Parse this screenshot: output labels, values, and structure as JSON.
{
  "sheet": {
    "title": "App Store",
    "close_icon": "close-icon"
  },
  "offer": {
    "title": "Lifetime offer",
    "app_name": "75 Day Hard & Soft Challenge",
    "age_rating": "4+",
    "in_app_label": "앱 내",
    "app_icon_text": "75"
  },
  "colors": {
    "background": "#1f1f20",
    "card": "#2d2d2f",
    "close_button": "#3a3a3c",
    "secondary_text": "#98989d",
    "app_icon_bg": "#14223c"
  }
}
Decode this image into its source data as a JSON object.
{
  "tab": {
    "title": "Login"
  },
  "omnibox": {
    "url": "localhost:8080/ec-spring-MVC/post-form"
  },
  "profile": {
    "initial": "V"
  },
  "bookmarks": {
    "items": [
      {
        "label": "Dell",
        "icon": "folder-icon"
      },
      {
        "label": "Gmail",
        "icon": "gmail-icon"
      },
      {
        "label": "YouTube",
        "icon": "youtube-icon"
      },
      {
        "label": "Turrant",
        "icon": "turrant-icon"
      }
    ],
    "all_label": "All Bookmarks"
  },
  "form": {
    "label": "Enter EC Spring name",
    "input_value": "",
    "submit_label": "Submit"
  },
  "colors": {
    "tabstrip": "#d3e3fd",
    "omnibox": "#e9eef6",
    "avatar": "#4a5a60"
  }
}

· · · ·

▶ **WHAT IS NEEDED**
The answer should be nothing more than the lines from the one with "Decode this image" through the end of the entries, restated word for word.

▶ **WRITTEN RESPONSE**
Decode this image into its source data as a JSON object.
{
  "tab": {
    "title": "Login"
  },
  "omnibox": {
    "url": "localhost:8080/ec-spring-MVC/post-form"
  },
  "profile": {
    "initial": "V"
  },
  "bookmarks": {
    "items": [
      {
        "label": "Dell",
        "icon": "folder-icon"
      },
      {
        "label": "Gmail",
        "icon": "gmail-icon"
      },
      {
        "label": "YouTube",
        "icon": "youtube-icon"
      },
      {
        "label": "Turrant",
        "icon": "turrant-icon"
      }
    ],
    "all_label": "All Bookmarks"
  },
  "form": {
    "label": "Enter EC Spring name",
    "input_value": "",
    "submit_label": "Submit"
  },
  "colors": {
    "tabstrip": "#d3e3fd",
    "omnibox": "#e9eef6",
    "avatar": "#4a5a60"
  }
}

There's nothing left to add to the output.